■ What to produce
Retyping the records exactly, down to the last line, is the whole job.

Data about app and page elements:
Start of Block

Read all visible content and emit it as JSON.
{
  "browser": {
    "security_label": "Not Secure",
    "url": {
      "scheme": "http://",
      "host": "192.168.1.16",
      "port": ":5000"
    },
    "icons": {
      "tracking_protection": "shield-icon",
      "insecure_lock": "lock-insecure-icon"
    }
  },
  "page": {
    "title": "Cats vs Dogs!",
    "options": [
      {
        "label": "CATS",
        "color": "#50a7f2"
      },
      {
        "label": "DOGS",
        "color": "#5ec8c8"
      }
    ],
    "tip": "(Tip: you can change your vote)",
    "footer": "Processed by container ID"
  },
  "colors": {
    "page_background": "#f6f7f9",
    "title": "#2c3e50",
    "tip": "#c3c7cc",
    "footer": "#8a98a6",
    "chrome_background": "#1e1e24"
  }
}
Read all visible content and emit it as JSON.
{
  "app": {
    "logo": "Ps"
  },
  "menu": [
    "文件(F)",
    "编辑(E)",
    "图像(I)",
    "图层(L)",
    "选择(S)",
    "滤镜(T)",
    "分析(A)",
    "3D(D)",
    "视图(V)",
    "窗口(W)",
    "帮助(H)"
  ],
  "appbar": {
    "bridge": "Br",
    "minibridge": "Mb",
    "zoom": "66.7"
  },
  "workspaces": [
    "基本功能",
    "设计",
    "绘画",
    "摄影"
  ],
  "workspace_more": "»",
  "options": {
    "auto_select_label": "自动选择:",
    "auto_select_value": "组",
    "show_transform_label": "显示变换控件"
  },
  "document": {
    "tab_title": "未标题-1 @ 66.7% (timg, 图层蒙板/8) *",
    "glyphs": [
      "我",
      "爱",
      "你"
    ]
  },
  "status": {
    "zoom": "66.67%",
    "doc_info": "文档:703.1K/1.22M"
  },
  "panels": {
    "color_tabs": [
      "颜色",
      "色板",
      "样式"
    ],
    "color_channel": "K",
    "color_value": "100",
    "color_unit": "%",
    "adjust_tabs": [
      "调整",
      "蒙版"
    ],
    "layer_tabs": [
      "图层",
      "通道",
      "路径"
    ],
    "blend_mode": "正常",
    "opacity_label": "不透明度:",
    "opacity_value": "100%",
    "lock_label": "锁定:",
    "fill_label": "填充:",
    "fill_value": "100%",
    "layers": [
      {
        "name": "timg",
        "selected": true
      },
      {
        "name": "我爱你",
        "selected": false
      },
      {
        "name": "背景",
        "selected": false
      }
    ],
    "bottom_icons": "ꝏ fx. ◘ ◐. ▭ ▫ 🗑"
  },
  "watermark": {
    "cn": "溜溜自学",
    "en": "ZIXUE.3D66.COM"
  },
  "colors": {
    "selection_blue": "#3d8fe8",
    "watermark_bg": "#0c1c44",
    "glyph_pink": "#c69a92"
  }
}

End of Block

■ Exercise solution
Read all visible content and emit it as JSON.
{
  "browser": {
    "security_label": "Not Secure",
    "url": {
      "scheme": "http://",
      "host": "192.168.1.16",
      "port": ":5000"
    },
    "icons": {
      "tracking_protection": "shield-icon",
      "insecure_lock": "lock-insecure-icon"
    }
  },
  "page": {
    "title": "Cats vs Dogs!",
    "options": [
      {
        "label": "CATS",
        "color": "#50a7f2"
      },
      {
        "label": "DOGS",
        "color": "#5ec8c8"
      }
    ],
    "tip": "(Tip: you can change your vote)",
    "footer": "Processed by container ID"
  },
  "colors": {
    "page_background": "#f6f7f9",
    "title": "#2c3e50",
    "tip": "#c3c7cc",
    "footer": "#8a98a6",
    "chrome_background": "#1e1e24"
  }
}
Read all visible content and emit it as JSON.
{
  "app": {
    "logo": "Ps"
  },
  "menu": [
    "文件(F)",
    "编辑(E)",
    "图像(I)",
    "图层(L)",
    "选择(S)",
    "滤镜(T)",
    "分析(A)",
    "3D(D)",
    "视图(V)",
    "窗口(W)",
    "帮助(H)"
  ],
  "appbar": {
    "bridge": "Br",
    "minibridge": "Mb",
    "zoom": "66.7"
  },
  "workspaces": [
    "基本功能",
    "设计",
    "绘画",
    "摄影"
  ],
  "workspace_more": "»",
  "options": {
    "auto_select_label": "自动选择:",
    "auto_select_value": "组",
    "show_transform_label": "显示变换控件"
  },
  "document": {
    "tab_title": "未标题-1 @ 66.7% (timg, 图层蒙板/8) *",
    "glyphs": [
      "我",
      "爱",
      "你"
    ]
  },
  "status": {
    "zoom": "66.67%",
    "doc_info": "文档:703.1K/1.22M"
  },
  "panels": {
    "color_tabs": [
      "颜色",
      "色板",
      "样式"
    ],
    "color_channel": "K",
    "color_value": "100",
    "color_unit": "%",
    "adjust_tabs": [
      "调整",
      "蒙版"
    ],
    "layer_tabs": [
      "图层",
      "通道",
      "路径"
    ],
    "blend_mode": "正常",
    "opacity_label": "不透明度:",
    "opacity_value": "100%",
    "lock_label": "锁定:",
    "fill_label": "填充:",
    "fill_value": "100%",
    "layers": [
      {
        "name": "timg",
        "selected": true
      },
      {
        "name": "我爱你",
        "selected": false
      },
      {
        "name": "背景",
        "selected": false
      }
    ],
    "bottom_icons": "ꝏ fx. ◘ ◐. ▭ ▫ 🗑"
  },
  "watermark": {
    "cn": "溜溜自学",
    "en": "ZIXUE.3D66.COM"
  },
  "colors": {
    "selection_blue": "#3d8fe8",
    "watermark_bg": "#0c1c44",
    "glyph_pink": "#c69a92"
  }
}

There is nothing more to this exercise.